4. The constant change of directors on a series can leave actors swinging between advice – desperately trying to hang on to a coherence of role. Have your own vision too and be prepared to stand up for it (in a reasonable manner) when you need to. Directors of episodes six and seven (for example) cannot come in with a completely new take on the subject – they inherit costumes, sets and decisions about the world and its people. It is hard to carve time for rehearsals within this machine that gathers momentum each week.Writers (who are not producers) will see the work changed constantly. Every day brings new coloured revisions to the rainbow script. Be responsible for your own work – so little time on set.
5. The audience for Mega TV is, at present, mainly American. (Though this may change – expect dubbing and subtitles:) Actors: Expect to speak clearly if from any other ethnicity – including British. (Here – I dub myself an MAU coach – ‘Make Americans Understand’:)
6. Actors: expect to work on many episodes at once. Keep notes separate to the script – which keeps changing and is too big to handle (10 hours!) on anything other than an electronic device or the day’s sides. Write down every scene (not page) you are in. Put down where you have come from – where you are going to – what has just happened – any new developments – what you want – time of day – extra circumstances etc. (Not the dialogue) Now keep them in order either virtually or by using filing cards and tying them together. Now you won’t get lost in the plot or your journey – and they’ll come in handy for ADR or re-shoots. It’s hard enough to remember what episode you are in – let alone who is alive, who has deceived you, who you’ve just slept with – and what you did last week!
7. Build up your stamina before shooting. Actors: expect to wear heavy costumes in hot climates or summer cotton in cold ones. (This is true for films as well – but there are usually less costumes!) Expect to fight in extreme heat and humidity or to plunge into freezing rivers.
8. Actors: expect more challenging bed moments and lack of underwear than in mainstream TV or movies. (But maybe less challenging undressing than some indies:)
9. Know you will be alone – bereft of loved ones – (unless you choose new ones) – for many many months. Loved ones are expensive to bring over, and they won’t want want to stay long.
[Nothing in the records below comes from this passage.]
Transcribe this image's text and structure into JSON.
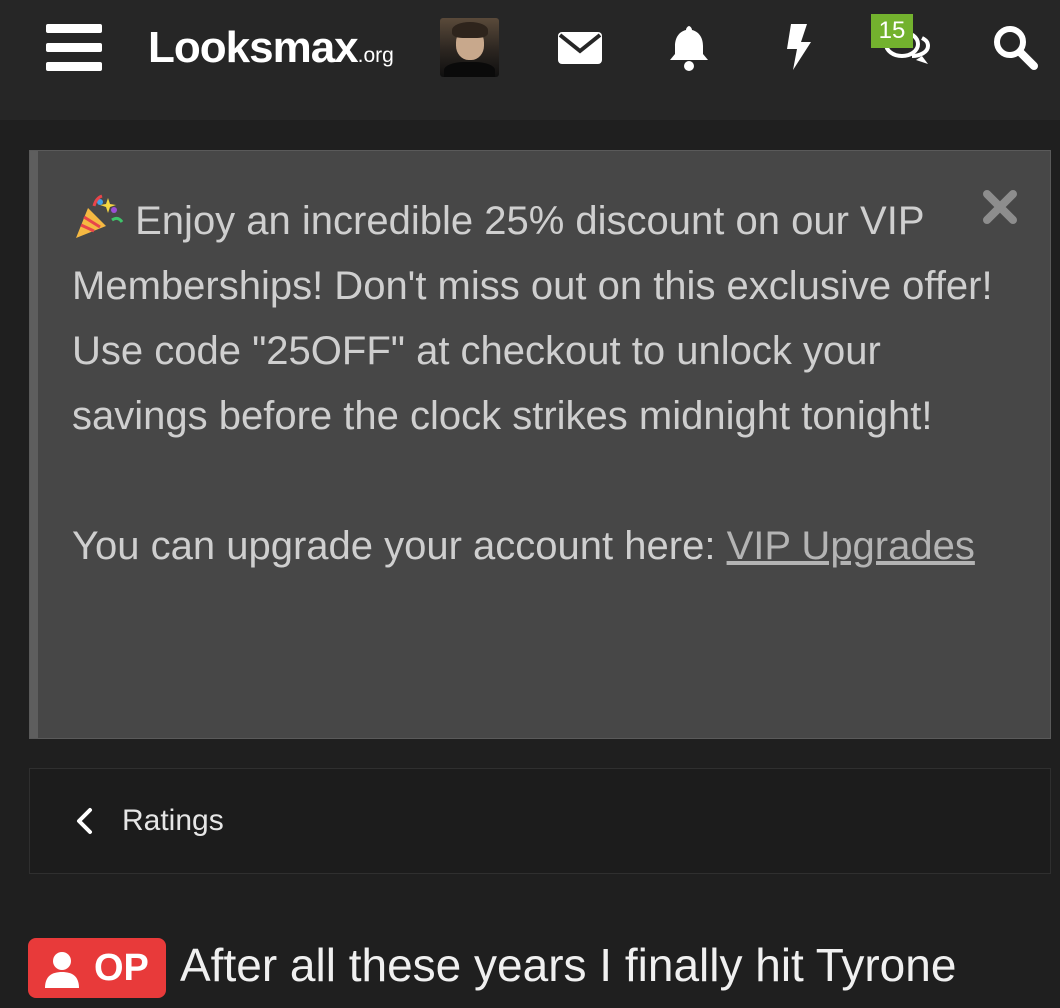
{
  "header": {
    "logo_main": "Looksmax",
    "logo_tld": ".org",
    "chat_badge_count": "15",
    "icons": [
      "menu-icon",
      "avatar",
      "envelope-icon",
      "bell-icon",
      "bolt-icon",
      "chat-icon",
      "search-icon"
    ],
    "accent_badge_color": "#73b22e"
  },
  "notice": {
    "line1": "Enjoy an incredible 25% discount on our VIP Memberships! Don't miss out on this exclusive offer! Use code \"25OFF\" at checkout to unlock your savings before the clock strikes midnight tonight!",
    "line2_prefix": "You can upgrade your account here: ",
    "link_text": "VIP Upgrades",
    "icon": "party-popper-icon",
    "close_icon": "close-icon"
  },
  "breadcrumb": {
    "label": "Ratings",
    "icon": "chevron-left-icon"
  },
  "thread": {
    "op_badge": "OP",
    "op_badge_color": "#e83a3a",
    "title": "After all these years I finally hit Tyrone"
  }
}
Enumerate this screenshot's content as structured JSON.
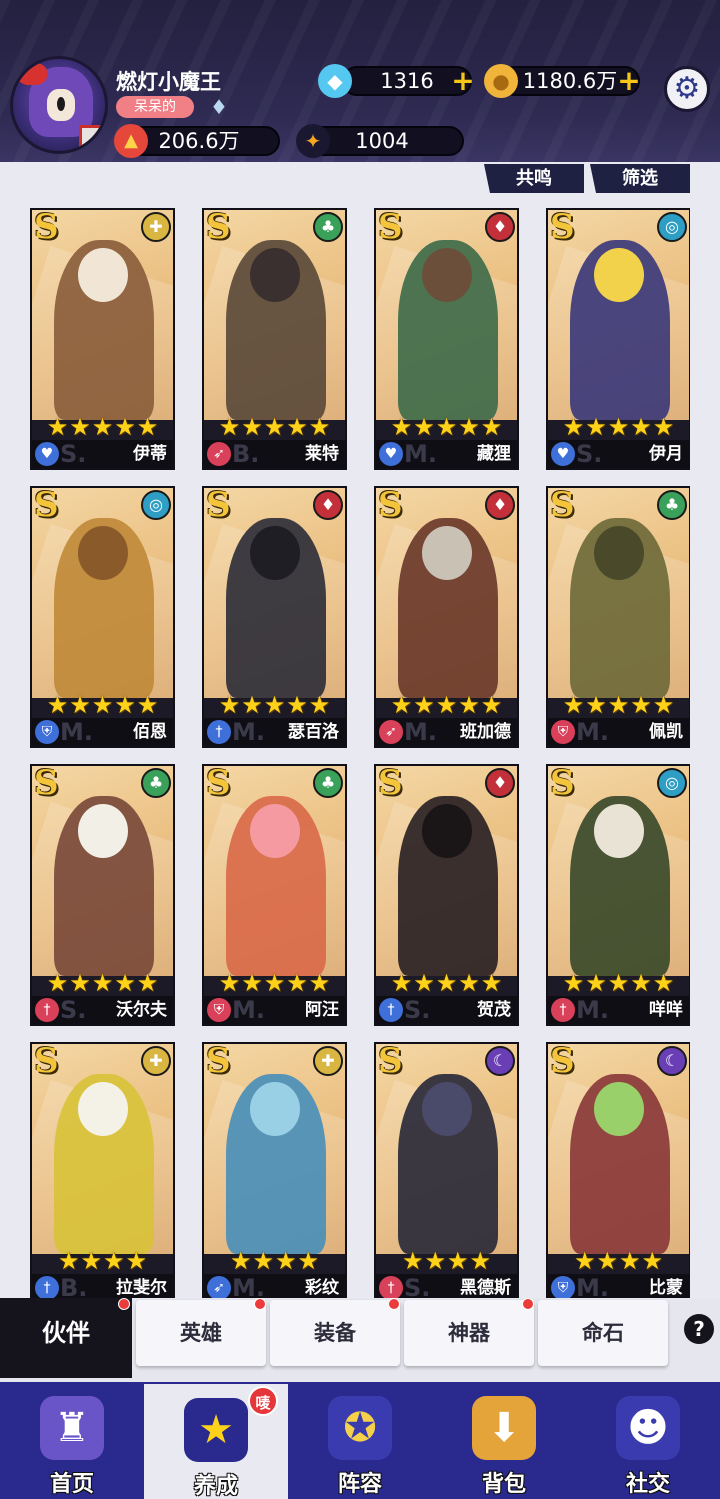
{
  "player": {
    "name": "燃灯小魔王",
    "title": "呆呆的",
    "power": "206.6万",
    "energy": "1004"
  },
  "currency": {
    "diamonds": "1316",
    "gold": "1180.6万"
  },
  "top_buttons": {
    "resonance": "共鸣",
    "filter": "筛选"
  },
  "heroes": [
    {
      "name": "伊蒂",
      "grade": "S",
      "stars": 5,
      "faction_icon": "light-icon",
      "faction_color": "#d9b642",
      "role_icon": "heart-icon",
      "role_color": "#3f6fd8",
      "tier": "S."
    },
    {
      "name": "莱特",
      "grade": "S",
      "stars": 5,
      "faction_icon": "forest-icon",
      "faction_color": "#3aa15a",
      "role_icon": "bow-icon",
      "role_color": "#d94059",
      "tier": "B."
    },
    {
      "name": "藏狸",
      "grade": "S",
      "stars": 5,
      "faction_icon": "fire-icon",
      "faction_color": "#c3303a",
      "role_icon": "heart-icon",
      "role_color": "#3f6fd8",
      "tier": "M."
    },
    {
      "name": "伊月",
      "grade": "S",
      "stars": 5,
      "faction_icon": "water-icon",
      "faction_color": "#2e9ec4",
      "role_icon": "heart-icon",
      "role_color": "#3f6fd8",
      "tier": "S."
    },
    {
      "name": "佰恩",
      "grade": "S",
      "stars": 5,
      "faction_icon": "water-icon",
      "faction_color": "#2e9ec4",
      "role_icon": "shield-icon",
      "role_color": "#3f6fd8",
      "tier": "M."
    },
    {
      "name": "瑟百洛",
      "grade": "S",
      "stars": 5,
      "faction_icon": "fire-icon",
      "faction_color": "#c3303a",
      "role_icon": "sword-icon",
      "role_color": "#3f6fd8",
      "tier": "M."
    },
    {
      "name": "班加德",
      "grade": "S",
      "stars": 5,
      "faction_icon": "fire-icon",
      "faction_color": "#c3303a",
      "role_icon": "bow-icon",
      "role_color": "#d94059",
      "tier": "M."
    },
    {
      "name": "佩凯",
      "grade": "S",
      "stars": 5,
      "faction_icon": "forest-icon",
      "faction_color": "#3aa15a",
      "role_icon": "shield-icon",
      "role_color": "#d94059",
      "tier": "M."
    },
    {
      "name": "沃尔夫",
      "grade": "S",
      "stars": 5,
      "faction_icon": "forest-icon",
      "faction_color": "#3aa15a",
      "role_icon": "sword-icon",
      "role_color": "#d94059",
      "tier": "S."
    },
    {
      "name": "阿汪",
      "grade": "S",
      "stars": 5,
      "faction_icon": "forest-icon",
      "faction_color": "#3aa15a",
      "role_icon": "shield-icon",
      "role_color": "#d94059",
      "tier": "M."
    },
    {
      "name": "贺茂",
      "grade": "S",
      "stars": 5,
      "faction_icon": "fire-icon",
      "faction_color": "#c3303a",
      "role_icon": "sword-icon",
      "role_color": "#3f6fd8",
      "tier": "S."
    },
    {
      "name": "咩咩",
      "grade": "S",
      "stars": 5,
      "faction_icon": "water-icon",
      "faction_color": "#2e9ec4",
      "role_icon": "sword-icon",
      "role_color": "#d94059",
      "tier": "M."
    },
    {
      "name": "拉斐尔",
      "grade": "S",
      "stars": 4,
      "faction_icon": "light-icon",
      "faction_color": "#d9b642",
      "role_icon": "sword-icon",
      "role_color": "#3f6fd8",
      "tier": "B."
    },
    {
      "name": "彩纹",
      "grade": "S",
      "stars": 4,
      "faction_icon": "light-icon",
      "faction_color": "#d9b642",
      "role_icon": "bow-icon",
      "role_color": "#3f6fd8",
      "tier": "M."
    },
    {
      "name": "黑德斯",
      "grade": "S",
      "stars": 4,
      "faction_icon": "dark-icon",
      "faction_color": "#6a3fb5",
      "role_icon": "sword-icon",
      "role_color": "#d94059",
      "tier": "S."
    },
    {
      "name": "比蒙",
      "grade": "S",
      "stars": 4,
      "faction_icon": "dark-icon",
      "faction_color": "#6a3fb5",
      "role_icon": "shield-icon",
      "role_color": "#3f6fd8",
      "tier": "M."
    }
  ],
  "subtabs": {
    "active": "伙伴",
    "items": [
      "英雄",
      "装备",
      "神器",
      "命石"
    ]
  },
  "help_label": "?",
  "bottom_nav": [
    {
      "label": "首页",
      "icon": "castle-icon"
    },
    {
      "label": "养成",
      "icon": "star-upgrade-icon",
      "badge": "唛"
    },
    {
      "label": "阵容",
      "icon": "formation-icon"
    },
    {
      "label": "背包",
      "icon": "bag-icon"
    },
    {
      "label": "社交",
      "icon": "social-icon"
    }
  ]
}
Heat, cold, boredom and local bugs will drive them home.
10. It will be ages before your friends or family see your work. It won’t be on their home TV channels:) But at least you can eventually send the casting director the DVD…